_WHAT YOU NEED TO DO_
Only the lines containing "cursor" belong in the answer; find them in the material below.
--- TASK MATERIAL ---
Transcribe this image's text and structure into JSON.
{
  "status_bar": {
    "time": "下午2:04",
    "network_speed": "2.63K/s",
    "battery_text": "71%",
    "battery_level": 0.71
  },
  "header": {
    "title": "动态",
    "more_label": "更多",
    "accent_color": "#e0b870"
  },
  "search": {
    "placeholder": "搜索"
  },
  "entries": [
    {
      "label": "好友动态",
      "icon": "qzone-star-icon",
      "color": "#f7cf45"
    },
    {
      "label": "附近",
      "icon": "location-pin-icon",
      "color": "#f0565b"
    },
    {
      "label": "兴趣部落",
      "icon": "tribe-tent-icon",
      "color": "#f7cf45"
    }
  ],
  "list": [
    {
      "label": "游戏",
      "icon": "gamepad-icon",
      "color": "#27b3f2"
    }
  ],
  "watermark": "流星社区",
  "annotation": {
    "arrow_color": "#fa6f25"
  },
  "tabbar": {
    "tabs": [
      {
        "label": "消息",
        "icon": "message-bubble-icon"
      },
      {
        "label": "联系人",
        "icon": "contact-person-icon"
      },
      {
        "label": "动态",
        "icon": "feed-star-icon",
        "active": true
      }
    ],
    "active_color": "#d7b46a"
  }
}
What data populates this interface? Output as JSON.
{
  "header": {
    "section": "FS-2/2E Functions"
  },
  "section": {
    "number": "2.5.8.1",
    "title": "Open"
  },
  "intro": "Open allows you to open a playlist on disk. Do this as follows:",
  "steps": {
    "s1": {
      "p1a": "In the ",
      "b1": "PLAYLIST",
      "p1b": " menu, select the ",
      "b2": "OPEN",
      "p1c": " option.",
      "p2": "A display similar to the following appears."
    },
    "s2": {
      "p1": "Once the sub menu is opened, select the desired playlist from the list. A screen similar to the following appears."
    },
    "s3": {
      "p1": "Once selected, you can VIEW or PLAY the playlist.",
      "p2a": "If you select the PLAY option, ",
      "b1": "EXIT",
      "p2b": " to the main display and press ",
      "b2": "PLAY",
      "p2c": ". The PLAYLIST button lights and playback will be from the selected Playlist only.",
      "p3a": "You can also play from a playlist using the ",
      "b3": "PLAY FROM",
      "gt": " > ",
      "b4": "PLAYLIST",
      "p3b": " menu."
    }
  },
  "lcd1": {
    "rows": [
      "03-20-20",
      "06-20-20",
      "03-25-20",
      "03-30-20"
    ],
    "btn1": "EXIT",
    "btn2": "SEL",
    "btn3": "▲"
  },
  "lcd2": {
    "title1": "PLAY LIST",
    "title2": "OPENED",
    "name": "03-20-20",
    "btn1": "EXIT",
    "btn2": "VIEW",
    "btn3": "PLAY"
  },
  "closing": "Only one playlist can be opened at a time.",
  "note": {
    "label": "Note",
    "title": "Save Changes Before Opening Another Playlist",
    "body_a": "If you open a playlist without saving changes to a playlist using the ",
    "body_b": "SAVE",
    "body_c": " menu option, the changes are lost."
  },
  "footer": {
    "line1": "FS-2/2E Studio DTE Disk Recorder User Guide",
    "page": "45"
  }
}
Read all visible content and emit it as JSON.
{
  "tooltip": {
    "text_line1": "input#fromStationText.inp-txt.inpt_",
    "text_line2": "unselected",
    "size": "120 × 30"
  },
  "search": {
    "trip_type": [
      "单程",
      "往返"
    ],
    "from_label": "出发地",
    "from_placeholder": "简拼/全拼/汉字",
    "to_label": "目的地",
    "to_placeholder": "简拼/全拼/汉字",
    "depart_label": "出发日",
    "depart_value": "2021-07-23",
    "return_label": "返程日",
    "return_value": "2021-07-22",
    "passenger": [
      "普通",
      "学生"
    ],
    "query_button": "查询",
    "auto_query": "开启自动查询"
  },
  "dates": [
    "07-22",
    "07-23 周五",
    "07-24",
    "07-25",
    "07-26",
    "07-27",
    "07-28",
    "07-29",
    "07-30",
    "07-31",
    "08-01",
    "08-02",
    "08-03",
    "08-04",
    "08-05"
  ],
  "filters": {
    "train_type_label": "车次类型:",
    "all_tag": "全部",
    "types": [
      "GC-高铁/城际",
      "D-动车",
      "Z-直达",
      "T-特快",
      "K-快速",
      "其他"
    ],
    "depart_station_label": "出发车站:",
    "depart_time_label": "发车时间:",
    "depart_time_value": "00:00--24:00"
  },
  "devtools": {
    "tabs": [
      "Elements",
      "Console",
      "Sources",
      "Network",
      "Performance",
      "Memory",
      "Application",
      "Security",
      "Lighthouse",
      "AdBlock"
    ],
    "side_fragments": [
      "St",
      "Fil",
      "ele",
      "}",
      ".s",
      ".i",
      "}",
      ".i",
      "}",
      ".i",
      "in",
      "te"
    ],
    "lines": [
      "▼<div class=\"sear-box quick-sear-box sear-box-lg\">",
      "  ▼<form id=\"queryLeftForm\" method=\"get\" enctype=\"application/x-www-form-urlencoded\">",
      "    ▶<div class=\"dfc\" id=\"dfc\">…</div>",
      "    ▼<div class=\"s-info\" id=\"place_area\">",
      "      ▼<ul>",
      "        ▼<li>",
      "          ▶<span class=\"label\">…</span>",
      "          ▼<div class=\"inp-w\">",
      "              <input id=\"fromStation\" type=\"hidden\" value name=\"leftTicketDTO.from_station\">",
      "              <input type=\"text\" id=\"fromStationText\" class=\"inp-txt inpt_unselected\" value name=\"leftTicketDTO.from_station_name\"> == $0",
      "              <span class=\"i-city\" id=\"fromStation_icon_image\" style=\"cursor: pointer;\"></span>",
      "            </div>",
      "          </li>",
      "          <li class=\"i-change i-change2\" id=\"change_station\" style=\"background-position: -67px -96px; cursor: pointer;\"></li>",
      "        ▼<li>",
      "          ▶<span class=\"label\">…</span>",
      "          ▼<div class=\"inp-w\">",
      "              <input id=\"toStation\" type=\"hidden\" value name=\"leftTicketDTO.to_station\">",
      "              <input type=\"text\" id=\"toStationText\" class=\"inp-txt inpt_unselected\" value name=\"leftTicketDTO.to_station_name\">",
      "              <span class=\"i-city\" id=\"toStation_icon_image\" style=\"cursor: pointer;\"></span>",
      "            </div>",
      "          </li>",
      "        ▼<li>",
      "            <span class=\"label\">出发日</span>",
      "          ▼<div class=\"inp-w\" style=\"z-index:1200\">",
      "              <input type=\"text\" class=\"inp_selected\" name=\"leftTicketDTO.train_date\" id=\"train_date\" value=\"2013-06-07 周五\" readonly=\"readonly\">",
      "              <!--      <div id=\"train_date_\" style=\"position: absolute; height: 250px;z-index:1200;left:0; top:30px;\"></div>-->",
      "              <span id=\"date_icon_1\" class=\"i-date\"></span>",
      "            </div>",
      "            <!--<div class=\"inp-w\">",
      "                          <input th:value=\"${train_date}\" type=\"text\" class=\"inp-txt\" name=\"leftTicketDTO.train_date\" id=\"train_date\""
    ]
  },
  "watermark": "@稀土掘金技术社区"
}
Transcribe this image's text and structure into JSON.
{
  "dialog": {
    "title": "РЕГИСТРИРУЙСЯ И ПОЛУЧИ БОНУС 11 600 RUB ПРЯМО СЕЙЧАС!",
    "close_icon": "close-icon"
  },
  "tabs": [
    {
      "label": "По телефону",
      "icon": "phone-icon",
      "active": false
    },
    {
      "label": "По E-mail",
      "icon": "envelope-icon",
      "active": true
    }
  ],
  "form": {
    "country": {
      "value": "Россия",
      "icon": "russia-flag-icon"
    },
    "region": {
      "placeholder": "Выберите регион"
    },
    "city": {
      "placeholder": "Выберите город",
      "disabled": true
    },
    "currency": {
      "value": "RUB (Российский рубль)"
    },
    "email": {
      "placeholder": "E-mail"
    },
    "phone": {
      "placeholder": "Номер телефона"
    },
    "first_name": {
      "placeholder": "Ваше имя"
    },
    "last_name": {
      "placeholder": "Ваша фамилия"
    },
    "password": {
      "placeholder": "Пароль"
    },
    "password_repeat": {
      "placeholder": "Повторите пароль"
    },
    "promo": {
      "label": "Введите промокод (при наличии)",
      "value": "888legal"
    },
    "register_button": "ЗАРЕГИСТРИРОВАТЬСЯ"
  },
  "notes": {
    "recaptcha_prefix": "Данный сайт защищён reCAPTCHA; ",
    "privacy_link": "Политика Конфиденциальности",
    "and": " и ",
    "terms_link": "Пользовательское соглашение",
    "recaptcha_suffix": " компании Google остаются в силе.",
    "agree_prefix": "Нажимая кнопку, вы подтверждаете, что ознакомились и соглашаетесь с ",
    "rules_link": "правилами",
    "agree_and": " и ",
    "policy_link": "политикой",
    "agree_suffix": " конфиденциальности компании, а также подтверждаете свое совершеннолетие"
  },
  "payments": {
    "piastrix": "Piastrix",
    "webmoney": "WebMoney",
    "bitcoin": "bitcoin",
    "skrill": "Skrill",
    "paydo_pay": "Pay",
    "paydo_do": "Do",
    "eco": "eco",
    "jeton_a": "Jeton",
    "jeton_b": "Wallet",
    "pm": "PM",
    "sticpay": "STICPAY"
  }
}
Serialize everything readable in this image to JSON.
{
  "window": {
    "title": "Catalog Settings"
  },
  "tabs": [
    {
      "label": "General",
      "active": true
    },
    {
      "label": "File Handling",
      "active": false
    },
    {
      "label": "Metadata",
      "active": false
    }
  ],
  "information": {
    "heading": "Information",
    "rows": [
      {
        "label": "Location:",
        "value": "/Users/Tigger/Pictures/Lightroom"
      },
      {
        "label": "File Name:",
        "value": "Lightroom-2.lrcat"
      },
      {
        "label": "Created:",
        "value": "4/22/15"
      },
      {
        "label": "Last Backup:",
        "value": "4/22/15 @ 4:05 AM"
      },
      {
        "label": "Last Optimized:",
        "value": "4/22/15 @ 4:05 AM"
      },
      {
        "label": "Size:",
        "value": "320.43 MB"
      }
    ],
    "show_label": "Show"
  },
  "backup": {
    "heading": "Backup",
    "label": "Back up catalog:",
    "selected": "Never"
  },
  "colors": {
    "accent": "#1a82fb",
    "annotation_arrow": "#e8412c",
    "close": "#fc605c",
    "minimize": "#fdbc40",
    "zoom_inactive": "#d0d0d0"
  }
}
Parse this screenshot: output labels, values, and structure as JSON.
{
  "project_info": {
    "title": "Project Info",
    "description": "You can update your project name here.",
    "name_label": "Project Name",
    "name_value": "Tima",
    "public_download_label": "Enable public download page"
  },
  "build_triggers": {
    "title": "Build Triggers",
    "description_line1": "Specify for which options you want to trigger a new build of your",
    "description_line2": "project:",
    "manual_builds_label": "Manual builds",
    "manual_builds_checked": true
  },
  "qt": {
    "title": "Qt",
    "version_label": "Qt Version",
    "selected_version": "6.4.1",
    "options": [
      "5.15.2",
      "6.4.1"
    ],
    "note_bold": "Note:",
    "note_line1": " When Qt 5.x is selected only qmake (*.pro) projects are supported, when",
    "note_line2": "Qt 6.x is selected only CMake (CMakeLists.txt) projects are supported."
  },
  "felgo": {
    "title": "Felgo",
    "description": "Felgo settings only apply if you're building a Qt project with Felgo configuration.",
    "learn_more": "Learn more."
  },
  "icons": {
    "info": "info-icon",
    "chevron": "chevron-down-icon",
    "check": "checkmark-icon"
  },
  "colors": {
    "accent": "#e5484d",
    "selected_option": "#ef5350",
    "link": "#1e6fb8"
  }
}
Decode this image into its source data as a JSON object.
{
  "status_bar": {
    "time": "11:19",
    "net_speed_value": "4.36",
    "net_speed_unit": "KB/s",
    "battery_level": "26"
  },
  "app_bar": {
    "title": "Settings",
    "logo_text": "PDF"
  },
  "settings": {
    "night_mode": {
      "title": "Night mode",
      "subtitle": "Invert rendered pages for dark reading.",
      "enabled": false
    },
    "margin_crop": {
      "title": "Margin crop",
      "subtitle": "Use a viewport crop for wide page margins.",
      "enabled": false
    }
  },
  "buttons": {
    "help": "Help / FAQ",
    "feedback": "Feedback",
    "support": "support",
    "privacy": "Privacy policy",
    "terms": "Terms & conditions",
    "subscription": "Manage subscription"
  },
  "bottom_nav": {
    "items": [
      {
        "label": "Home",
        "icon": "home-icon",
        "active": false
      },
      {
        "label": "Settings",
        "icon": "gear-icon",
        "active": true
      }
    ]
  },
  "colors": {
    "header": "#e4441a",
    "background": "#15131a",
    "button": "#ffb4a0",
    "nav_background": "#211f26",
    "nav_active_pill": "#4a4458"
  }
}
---
_EXERCISE OUTPUT_
      "              <span class=\"i-city\" id=\"fromStation_icon_image\" style=\"cursor: pointer;\"></span>",
      "          <li class=\"i-change i-change2\" id=\"change_station\" style=\"background-position: -67px -96px; cursor: pointer;\"></li>",
      "              <span class=\"i-city\" id=\"toStation_icon_image\" style=\"cursor: pointer;\"></span>",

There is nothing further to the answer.